“I’ve spoken with teachers who currently teach third, fourth and fifth grade in a four-day school week,” Moore said. “These are teachers who previously loved their job… They are reporting mental and physical exhaustion.”

He said students would not benefit from the extended day because they would be mentally exhausted and no longer focused by the end of the day. He said teachers are also reporting school days are extending past student ADHD/ADD medicine timeframes.

“Personally, I recall having difficulty sitting in a single subject for an hour and half at the college level and did not find that it helped with my learning and understanding of a subject, but having the class more frequently did,” he said. “If I’m experiencing that at a college level, what are elementary students going to experience? It will increase diagnosis and medication of children who are just kids that need to expend energy in a healthy way, probably.”

Moore also expressed concerns about grandparents having to provide childcare for working parents, especially those who can not afford child care.

“Just because you have grandparents doesn’t mean they are retired,” he said. “There are still a lot of grandparents working, and even if they are retired, it doesn’t mean they want to watch their grandkids.”

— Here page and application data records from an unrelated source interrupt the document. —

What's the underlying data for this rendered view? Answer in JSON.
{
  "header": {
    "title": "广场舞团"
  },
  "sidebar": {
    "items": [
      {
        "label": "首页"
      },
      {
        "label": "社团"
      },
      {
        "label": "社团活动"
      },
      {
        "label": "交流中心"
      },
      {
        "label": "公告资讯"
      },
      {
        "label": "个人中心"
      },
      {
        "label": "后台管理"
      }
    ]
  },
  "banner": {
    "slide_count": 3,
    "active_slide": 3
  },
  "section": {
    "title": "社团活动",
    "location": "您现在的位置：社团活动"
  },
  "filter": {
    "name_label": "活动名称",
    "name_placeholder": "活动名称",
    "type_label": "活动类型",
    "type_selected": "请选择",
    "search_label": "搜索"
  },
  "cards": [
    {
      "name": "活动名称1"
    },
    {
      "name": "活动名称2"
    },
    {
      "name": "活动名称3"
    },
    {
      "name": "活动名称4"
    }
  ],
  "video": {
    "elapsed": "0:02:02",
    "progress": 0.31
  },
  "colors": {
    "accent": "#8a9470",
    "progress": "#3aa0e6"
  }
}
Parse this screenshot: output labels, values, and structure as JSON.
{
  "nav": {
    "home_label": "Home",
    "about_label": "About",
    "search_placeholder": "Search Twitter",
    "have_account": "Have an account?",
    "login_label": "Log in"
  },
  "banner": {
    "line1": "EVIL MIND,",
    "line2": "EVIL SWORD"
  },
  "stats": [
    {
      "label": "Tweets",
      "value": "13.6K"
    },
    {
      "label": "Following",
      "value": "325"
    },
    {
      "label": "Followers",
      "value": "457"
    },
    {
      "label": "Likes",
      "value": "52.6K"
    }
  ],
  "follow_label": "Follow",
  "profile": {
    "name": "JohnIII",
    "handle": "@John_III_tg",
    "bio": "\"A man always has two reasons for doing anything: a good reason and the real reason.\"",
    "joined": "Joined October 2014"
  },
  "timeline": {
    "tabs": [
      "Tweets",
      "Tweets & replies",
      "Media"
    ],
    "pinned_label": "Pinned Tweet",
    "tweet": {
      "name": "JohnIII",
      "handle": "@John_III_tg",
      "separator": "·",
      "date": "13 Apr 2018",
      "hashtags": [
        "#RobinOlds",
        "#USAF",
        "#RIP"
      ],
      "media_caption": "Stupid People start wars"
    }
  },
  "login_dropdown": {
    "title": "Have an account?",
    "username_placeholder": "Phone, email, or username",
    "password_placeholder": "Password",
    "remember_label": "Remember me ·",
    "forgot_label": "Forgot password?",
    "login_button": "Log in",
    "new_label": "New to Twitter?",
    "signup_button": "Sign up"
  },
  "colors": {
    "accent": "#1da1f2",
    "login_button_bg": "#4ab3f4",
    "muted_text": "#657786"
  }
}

Angie Cline read statements from Shelly LeBlanc, director of the First United Methodist Church pre-school in Welsh and Kristi Davidson, a parent of a Welsh student.

As director of the FUMC pre-school, LeBlanc said going to a four-day school week would impact the days, hours and service of the program

“We have several families that use us as child care and it is necessary for us to stay open Monday-Friday,” LeBlanc wrote. “Many of my teachers work here so that their schedules could be the same as their children.”

If the four-day school week happened, four of her teachers would be in need of child care every Monday.

“This is something that is in no way doable for me,” she wrote. “We would not be able to keep their children here because all classes are full with the children that attend five days.”

Davidson said the risks of a four-day school week would mean vulnerable children being left alone and unattended.

A four-day week would increase the risk for the most vulnerable children with reduced supervision, care, safety, meaningful structure and food accessibility, she wrote.

“It has been said that school is not a daycare and I wish this was the whole story, but without a doubt that day off will put the most vulnerable children in even more vulnerable situations,” Davidson wrote.

She said older children would be left to manage the eating, safety, behavior and discipline of younger siblings all day, which she considered to be a stressful task for even an adult.

A day off would likely be another day of staring at a screen in relative isolation for many hours while a day of education currently provided for students is let go, she concluded.